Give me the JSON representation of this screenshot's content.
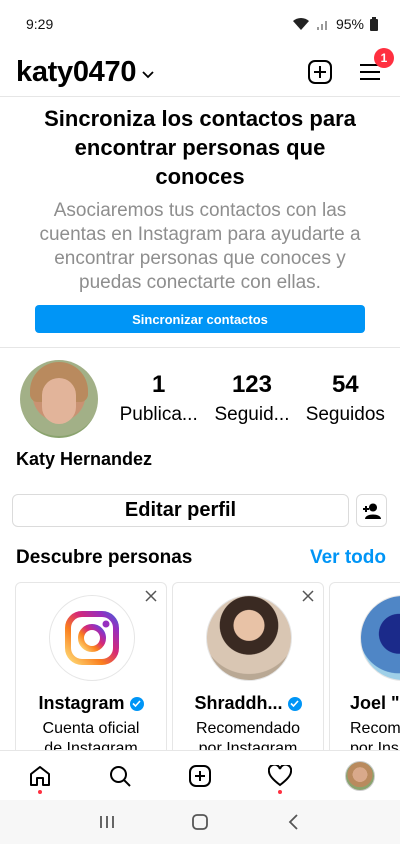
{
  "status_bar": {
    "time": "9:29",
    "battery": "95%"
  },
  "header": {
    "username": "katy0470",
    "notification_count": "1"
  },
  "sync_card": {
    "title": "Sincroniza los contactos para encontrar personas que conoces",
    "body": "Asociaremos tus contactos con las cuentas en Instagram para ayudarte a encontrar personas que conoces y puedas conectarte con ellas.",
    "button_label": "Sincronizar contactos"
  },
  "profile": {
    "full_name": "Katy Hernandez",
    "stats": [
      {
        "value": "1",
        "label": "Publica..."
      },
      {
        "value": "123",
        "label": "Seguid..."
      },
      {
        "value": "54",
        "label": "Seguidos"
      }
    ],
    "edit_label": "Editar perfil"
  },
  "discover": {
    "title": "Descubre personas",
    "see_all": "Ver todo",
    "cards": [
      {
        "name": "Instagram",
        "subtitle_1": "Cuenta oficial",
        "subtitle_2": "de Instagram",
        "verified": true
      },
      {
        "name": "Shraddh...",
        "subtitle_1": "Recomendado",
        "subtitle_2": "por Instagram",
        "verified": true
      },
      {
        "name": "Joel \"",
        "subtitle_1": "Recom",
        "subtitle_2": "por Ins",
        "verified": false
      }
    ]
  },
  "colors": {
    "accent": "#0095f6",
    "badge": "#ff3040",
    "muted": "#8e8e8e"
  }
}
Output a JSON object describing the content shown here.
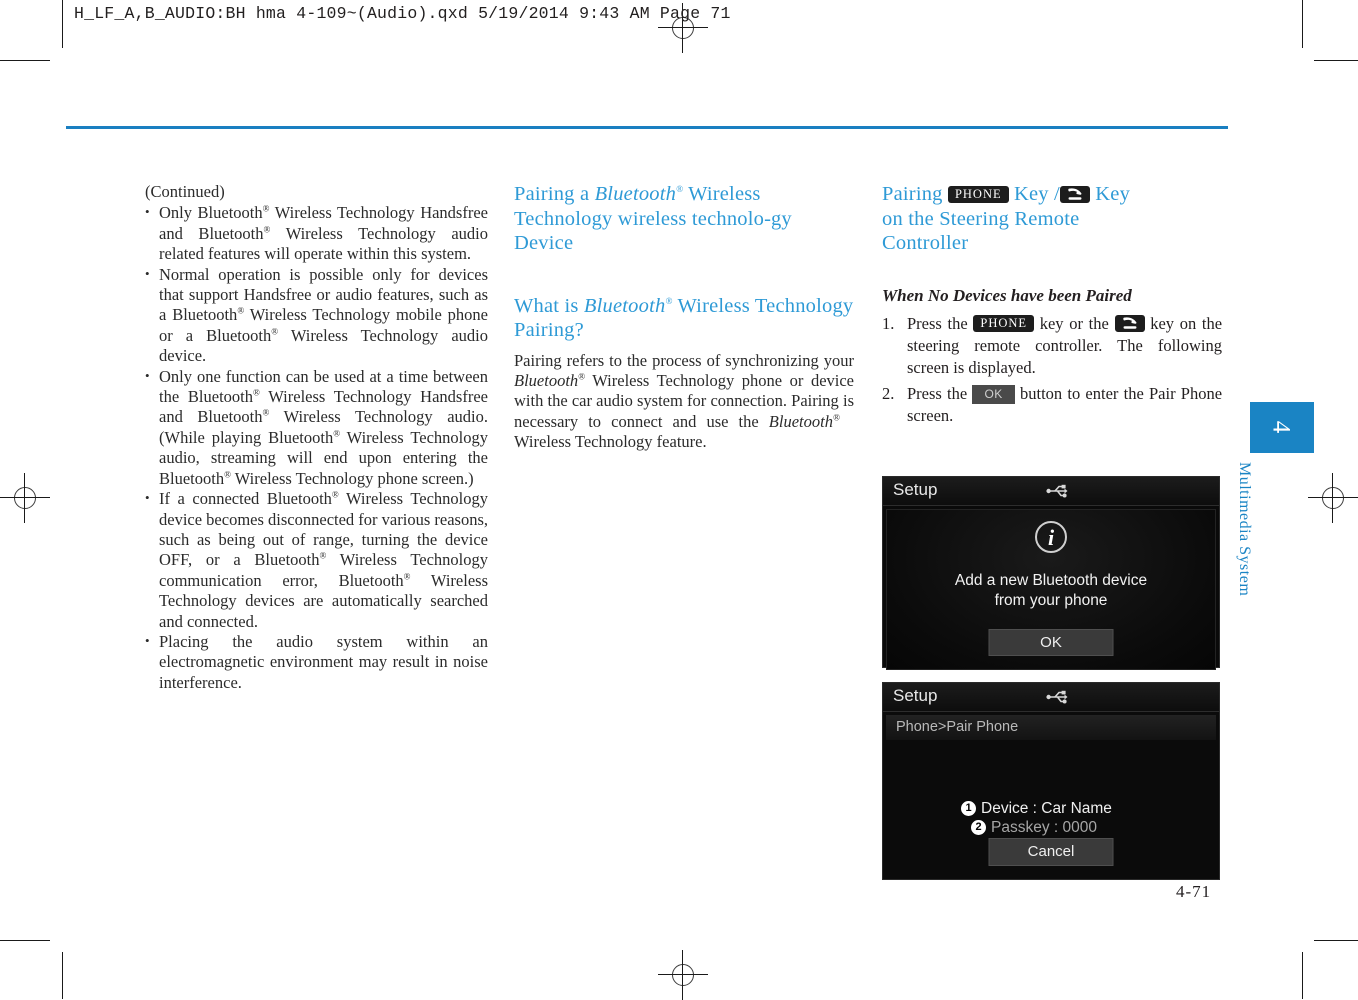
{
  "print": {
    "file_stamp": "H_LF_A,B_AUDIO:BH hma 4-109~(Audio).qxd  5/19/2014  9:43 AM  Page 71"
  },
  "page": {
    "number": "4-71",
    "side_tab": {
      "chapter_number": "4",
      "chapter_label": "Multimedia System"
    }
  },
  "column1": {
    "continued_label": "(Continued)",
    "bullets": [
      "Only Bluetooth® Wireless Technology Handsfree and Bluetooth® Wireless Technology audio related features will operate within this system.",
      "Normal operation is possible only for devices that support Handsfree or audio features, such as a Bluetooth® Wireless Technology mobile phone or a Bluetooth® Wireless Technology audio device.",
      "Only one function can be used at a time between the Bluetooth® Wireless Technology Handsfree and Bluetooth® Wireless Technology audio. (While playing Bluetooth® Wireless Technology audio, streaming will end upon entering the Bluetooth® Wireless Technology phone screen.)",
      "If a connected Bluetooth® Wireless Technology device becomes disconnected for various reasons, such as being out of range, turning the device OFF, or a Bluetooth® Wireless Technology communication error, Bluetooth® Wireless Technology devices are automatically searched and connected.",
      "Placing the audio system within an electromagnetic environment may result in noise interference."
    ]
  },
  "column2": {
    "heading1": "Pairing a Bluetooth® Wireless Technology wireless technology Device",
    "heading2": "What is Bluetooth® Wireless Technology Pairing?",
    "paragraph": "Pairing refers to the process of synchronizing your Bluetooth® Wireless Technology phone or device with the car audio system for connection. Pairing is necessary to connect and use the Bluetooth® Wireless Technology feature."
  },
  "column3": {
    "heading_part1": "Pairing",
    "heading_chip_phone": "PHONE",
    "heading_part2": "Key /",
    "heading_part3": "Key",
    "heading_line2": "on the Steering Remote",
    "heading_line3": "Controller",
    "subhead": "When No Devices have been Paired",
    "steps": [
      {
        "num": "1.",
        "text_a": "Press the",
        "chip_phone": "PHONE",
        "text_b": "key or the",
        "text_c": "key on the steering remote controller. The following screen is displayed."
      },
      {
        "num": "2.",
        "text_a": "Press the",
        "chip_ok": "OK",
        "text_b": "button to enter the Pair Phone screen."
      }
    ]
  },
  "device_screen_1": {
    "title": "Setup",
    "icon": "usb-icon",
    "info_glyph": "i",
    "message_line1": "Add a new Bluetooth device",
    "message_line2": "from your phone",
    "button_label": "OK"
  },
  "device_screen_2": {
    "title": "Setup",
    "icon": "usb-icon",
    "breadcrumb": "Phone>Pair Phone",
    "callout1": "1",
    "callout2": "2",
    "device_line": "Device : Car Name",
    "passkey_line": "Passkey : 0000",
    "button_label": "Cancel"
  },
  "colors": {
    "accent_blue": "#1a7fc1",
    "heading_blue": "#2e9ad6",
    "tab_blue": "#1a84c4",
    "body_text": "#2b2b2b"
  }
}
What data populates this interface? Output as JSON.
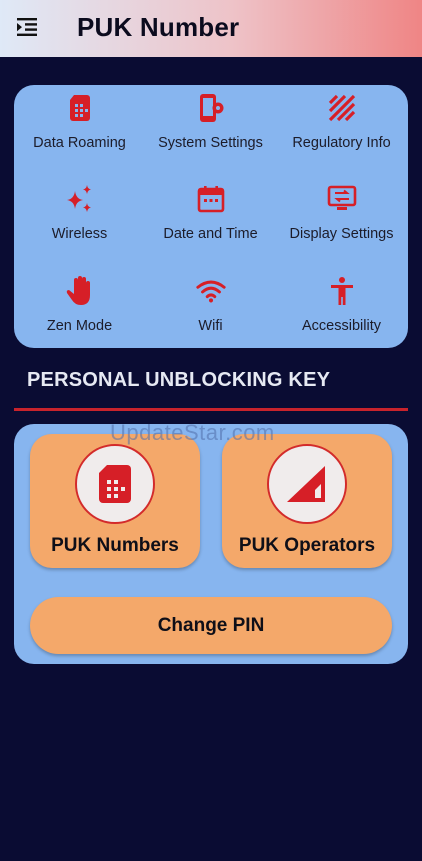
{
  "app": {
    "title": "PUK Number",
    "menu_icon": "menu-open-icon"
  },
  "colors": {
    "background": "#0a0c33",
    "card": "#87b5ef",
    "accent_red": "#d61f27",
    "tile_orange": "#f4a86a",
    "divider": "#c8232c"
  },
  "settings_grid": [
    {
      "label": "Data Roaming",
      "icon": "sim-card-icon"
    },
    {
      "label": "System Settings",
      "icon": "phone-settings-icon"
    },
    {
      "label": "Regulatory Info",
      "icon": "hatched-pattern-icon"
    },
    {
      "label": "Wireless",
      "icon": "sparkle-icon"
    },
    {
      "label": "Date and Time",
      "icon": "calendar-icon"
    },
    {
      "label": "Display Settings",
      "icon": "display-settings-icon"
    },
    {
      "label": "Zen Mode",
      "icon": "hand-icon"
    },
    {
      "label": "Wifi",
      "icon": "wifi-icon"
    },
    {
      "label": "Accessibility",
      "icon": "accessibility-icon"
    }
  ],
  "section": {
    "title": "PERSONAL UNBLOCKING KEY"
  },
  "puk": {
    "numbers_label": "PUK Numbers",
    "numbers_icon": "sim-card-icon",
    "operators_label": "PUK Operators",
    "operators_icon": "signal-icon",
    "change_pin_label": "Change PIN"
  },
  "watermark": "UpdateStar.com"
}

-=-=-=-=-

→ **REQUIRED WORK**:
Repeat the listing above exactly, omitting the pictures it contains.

→ **EXERCISE RESULT**:
Give me the JSON representation of this screenshot's content.
{
  "status_bar": {
    "time": "9:29",
    "battery": "95%"
  },
  "header": {
    "username": "katy0470",
    "notification_count": "1"
  },
  "sync_card": {
    "title": "Sincroniza los contactos para encontrar personas que conoces",
    "body": "Asociaremos tus contactos con las cuentas en Instagram para ayudarte a encontrar personas que conoces y puedas conectarte con ellas.",
    "button_label": "Sincronizar contactos"
  },
  "profile": {
    "full_name": "Katy Hernandez",
    "stats": [
      {
        "value": "1",
        "label": "Publica..."
      },
      {
        "value": "123",
        "label": "Seguid..."
      },
      {
        "value": "54",
        "label": "Seguidos"
      }
    ],
    "edit_label": "Editar perfil"
  },
  "discover": {
    "title": "Descubre personas",
    "see_all": "Ver todo",
    "cards": [
      {
        "name": "Instagram",
        "subtitle_1": "Cuenta oficial",
        "subtitle_2": "de Instagram",
        "verified": true
      },
      {
        "name": "Shraddh...",
        "subtitle_1": "Recomendado",
        "subtitle_2": "por Instagram",
        "verified": true
      },
      {
        "name": "Joel \"",
        "subtitle_1": "Recom",
        "subtitle_2": "por Ins",
        "verified": false
      }
    ]
  },
  "colors": {
    "accent": "#0095f6",
    "badge": "#ff3040",
    "muted": "#8e8e8e"
  }
}
Output a JSON object describing the content shown here.
{
  "print": {
    "file_stamp": "H_LF_A,B_AUDIO:BH hma 4-109~(Audio).qxd  5/19/2014  9:43 AM  Page 71"
  },
  "page": {
    "number": "4-71",
    "side_tab": {
      "chapter_number": "4",
      "chapter_label": "Multimedia System"
    }
  },
  "column1": {
    "continued_label": "(Continued)",
    "bullets": [
      "Only Bluetooth® Wireless Technology Handsfree and Bluetooth® Wireless Technology audio related features will operate within this system.",
      "Normal operation is possible only for devices that support Handsfree or audio features, such as a Bluetooth® Wireless Technology mobile phone or a Bluetooth® Wireless Technology audio device.",
      "Only one function can be used at a time between the Bluetooth® Wireless Technology Handsfree and Bluetooth® Wireless Technology audio. (While playing Bluetooth® Wireless Technology audio, streaming will end upon entering the Bluetooth® Wireless Technology phone screen.)",
      "If a connected Bluetooth® Wireless Technology device becomes disconnected for various reasons, such as being out of range, turning the device OFF, or a Bluetooth® Wireless Technology communication error, Bluetooth® Wireless Technology devices are automatically searched and connected.",
      "Placing the audio system within an electromagnetic environment may result in noise interference."
    ]
  },
  "column2": {
    "heading1": "Pairing a Bluetooth® Wireless Technology wireless technology Device",
    "heading2": "What is Bluetooth® Wireless Technology Pairing?",
    "paragraph": "Pairing refers to the process of synchronizing your Bluetooth® Wireless Technology phone or device with the car audio system for connection. Pairing is necessary to connect and use the Bluetooth® Wireless Technology feature."
  },
  "column3": {
    "heading_part1": "Pairing",
    "heading_chip_phone": "PHONE",
    "heading_part2": "Key /",
    "heading_part3": "Key",
    "heading_line2": "on the Steering Remote",
    "heading_line3": "Controller",
    "subhead": "When No Devices have been Paired",
    "steps": [
      {
        "num": "1.",
        "text_a": "Press the",
        "chip_phone": "PHONE",
        "text_b": "key or the",
        "text_c": "key on the steering remote controller. The following screen is displayed."
      },
      {
        "num": "2.",
        "text_a": "Press the",
        "chip_ok": "OK",
        "text_b": "button to enter the Pair Phone screen."
      }
    ]
  },
  "device_screen_1": {
    "title": "Setup",
    "icon": "usb-icon",
    "info_glyph": "i",
    "message_line1": "Add a new Bluetooth device",
    "message_line2": "from your phone",
    "button_label": "OK"
  },
  "device_screen_2": {
    "title": "Setup",
    "icon": "usb-icon",
    "breadcrumb": "Phone>Pair Phone",
    "callout1": "1",
    "callout2": "2",
    "device_line": "Device : Car Name",
    "passkey_line": "Passkey : 0000",
    "button_label": "Cancel"
  },
  "colors": {
    "accent_blue": "#1a7fc1",
    "heading_blue": "#2e9ad6",
    "tab_blue": "#1a84c4",
    "body_text": "#2b2b2b"
  }
}
What data populates this interface? Output as JSON.
{
  "app": {
    "title": "PUK Number",
    "menu_icon": "menu-open-icon"
  },
  "colors": {
    "background": "#0a0c33",
    "card": "#87b5ef",
    "accent_red": "#d61f27",
    "tile_orange": "#f4a86a",
    "divider": "#c8232c"
  },
  "settings_grid": [
    {
      "label": "Data Roaming",
      "icon": "sim-card-icon"
    },
    {
      "label": "System Settings",
      "icon": "phone-settings-icon"
    },
    {
      "label": "Regulatory Info",
      "icon": "hatched-pattern-icon"
    },
    {
      "label": "Wireless",
      "icon": "sparkle-icon"
    },
    {
      "label": "Date and Time",
      "icon": "calendar-icon"
    },
    {
      "label": "Display Settings",
      "icon": "display-settings-icon"
    },
    {
      "label": "Zen Mode",
      "icon": "hand-icon"
    },
    {
      "label": "Wifi",
      "icon": "wifi-icon"
    },
    {
      "label": "Accessibility",
      "icon": "accessibility-icon"
    }
  ],
  "section": {
    "title": "PERSONAL UNBLOCKING KEY"
  },
  "puk": {
    "numbers_label": "PUK Numbers",
    "numbers_icon": "sim-card-icon",
    "operators_label": "PUK Operators",
    "operators_icon": "signal-icon",
    "change_pin_label": "Change PIN"
  },
  "watermark": "UpdateStar.com"
}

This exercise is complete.